It gets worse… The irate neighbor called us tonight and continued to yell at us. I couldn’t deal with it, so I handed the phone over to Dan. He’s usually really calm, but they really got under his skin. The conversation didn’t go very well. By the end of it they threatened to call DOB and report us. And a few minutes later I could see they had indeed filed a complaint.
We’re not worried about the complaint. At the end of the day the neighbor is complaining that we’re insisting the wiring be done to code – that’s not something DOB is going to fault us for. It was an honest, understandable mistake that was trying to resolve a building code violation, and since we’ve been aware of the problem we’ve worked with RCN to resolve the problem in an appropriate manner.
Somewhat humorously we think the reason why they’re freaking out is because the cable cut is affecting their “business” of illegally doing short term rentals of their ground floor apartment. They’re in the proverbial glass house and throwing stones – not a particularly smart move on their part.
It’s now the next day (Friday). The DOB couldn’t be bothered to do an inspection for the neighbor’s complaint (see update #1). They just marked the complaint as “can’t find the address”. We’re easy to find, so that basically equates to the DOB inspector saying “this isn’t a Priority A issue – I’ve got real problems to look into.”
I also heard from the first neighbor who contacted me (not the irate one) – she says RCN is saying they don’t know when they’ll have the issue resolved – they’re offering to refund all her money and pay to switch her back to Time Warner (she’d only just switched to RCN a month ago).
It wouldn’t surprise me if they just stopped servicing the block. My guess is that their engineer has told his superiors that every single RCN cable in the area was in violation and it wasn’t cost effective to bring everything up to code for 10 customers. Part of me understands the loss of a service provider is a negative, but given their lack of professionalism, I don’t think it’s much of a loss – they were sorta more trouble than they were worth.

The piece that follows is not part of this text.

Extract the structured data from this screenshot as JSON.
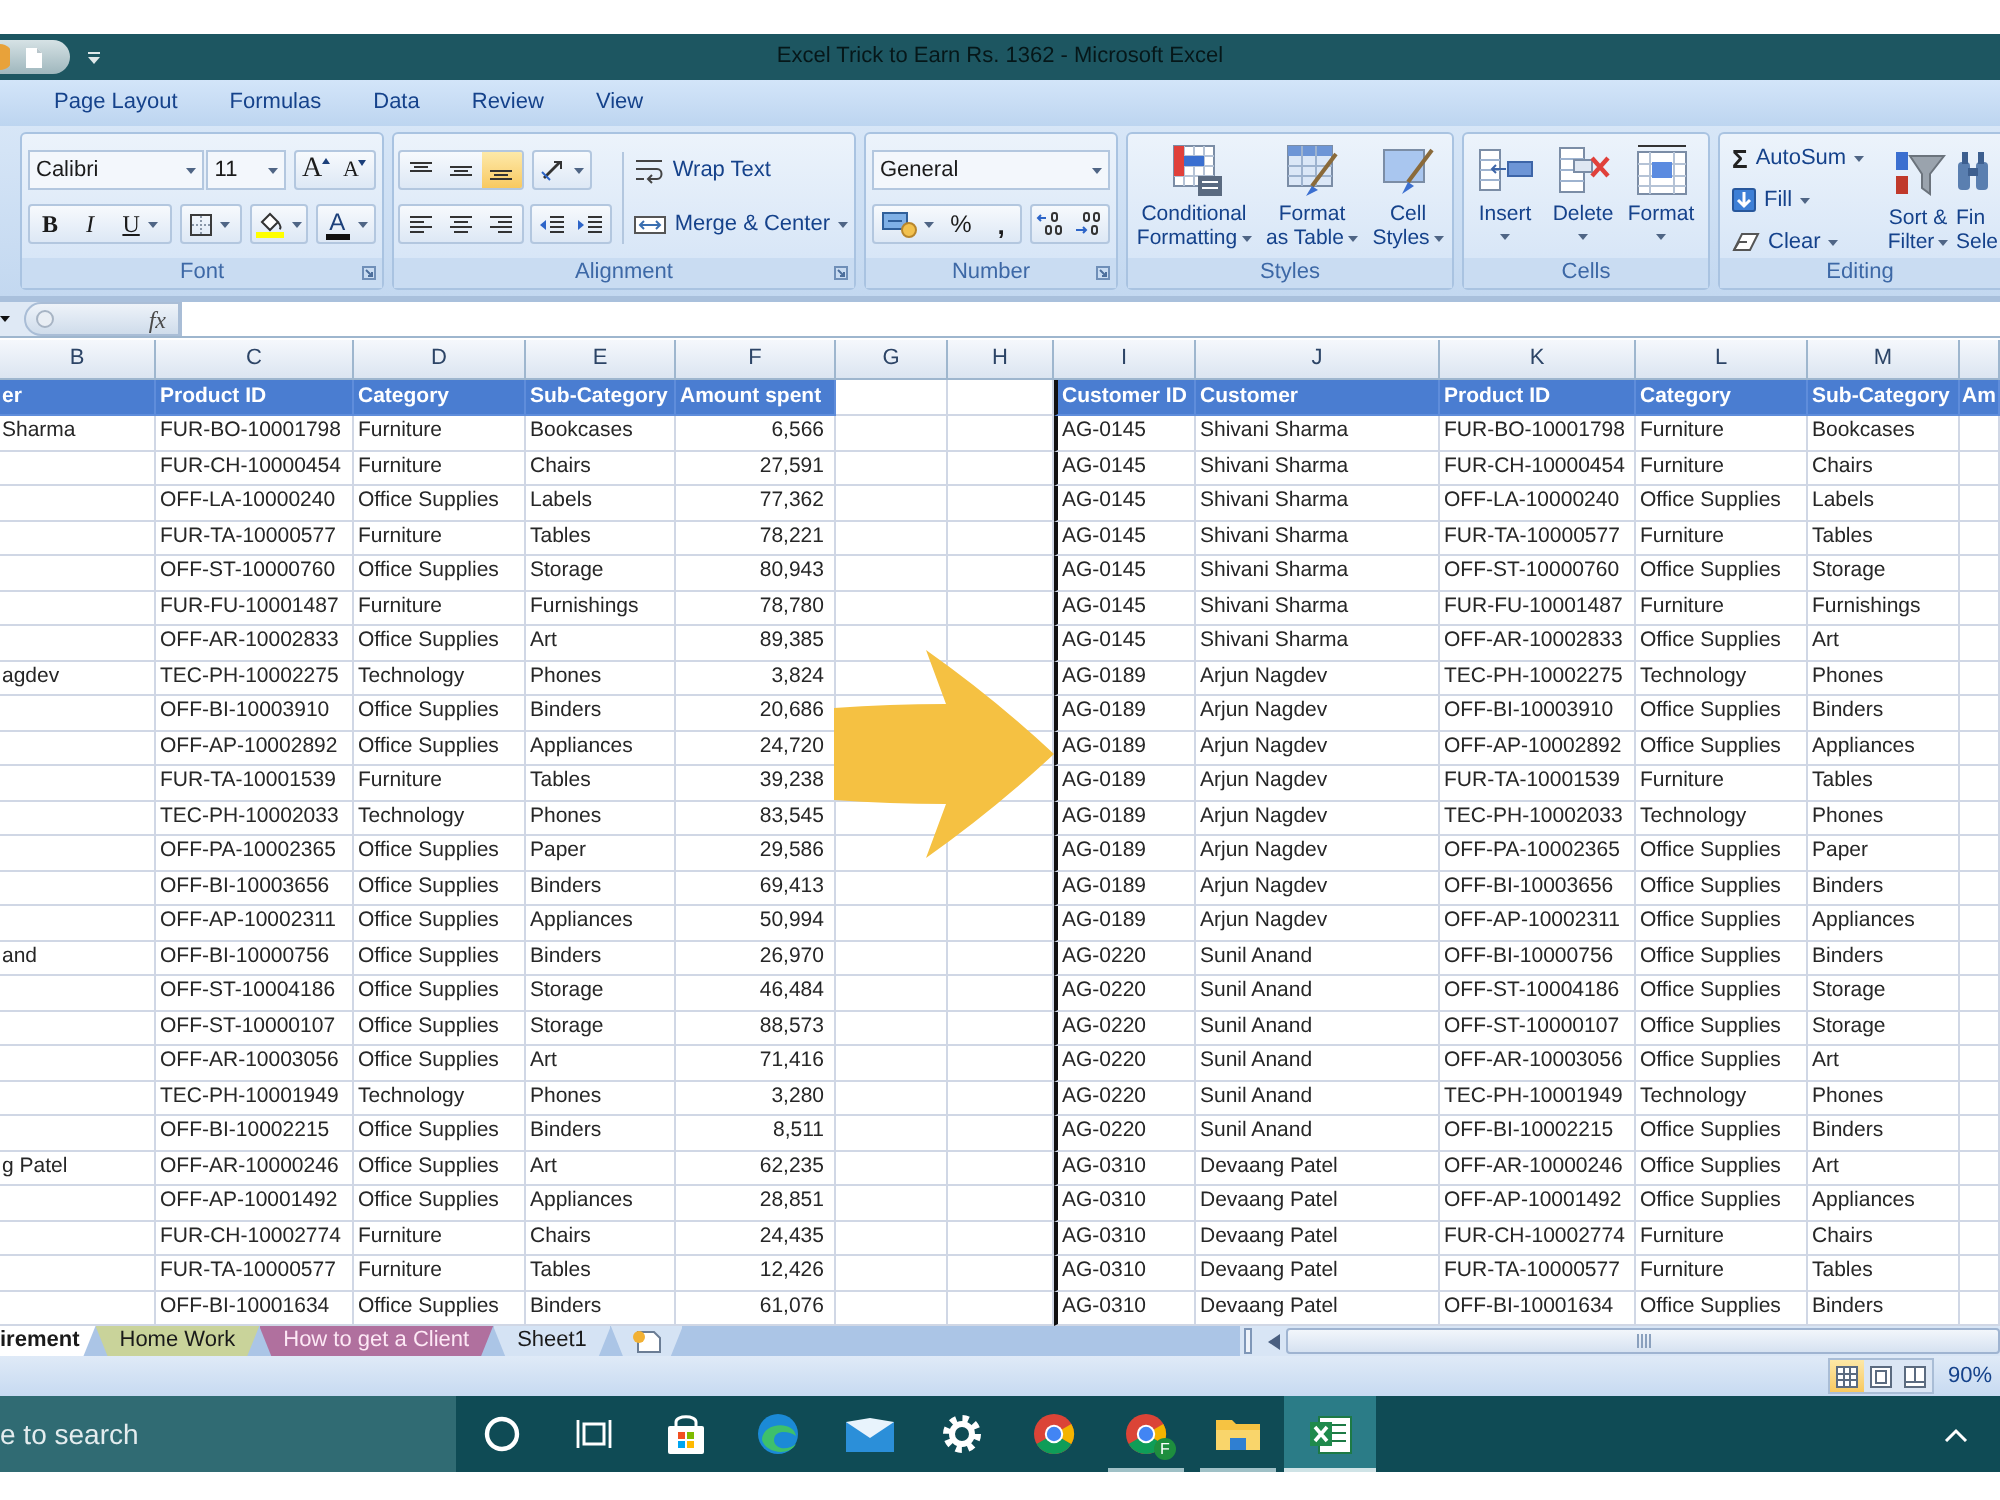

Later the next day (still Friday)… I got a very nice call from the head of engineering at RCN New York. He apologized profusely for how things have gone so far. He admitted it had been at least 8 years since RCN did a proper inspection and maintenance of the cables in the area. I made it clear I was fine with their cables on our building – they just had to be done properly and not infringe on Time Warner’s equipment – he understood. Sounds like they’re in no rush to restore the service to our block. They plan to get to it eventually (and clean up the problems on the north side of 122 at the same time). The end result should be good, but it means considerable downtime for neighbors with RCN service.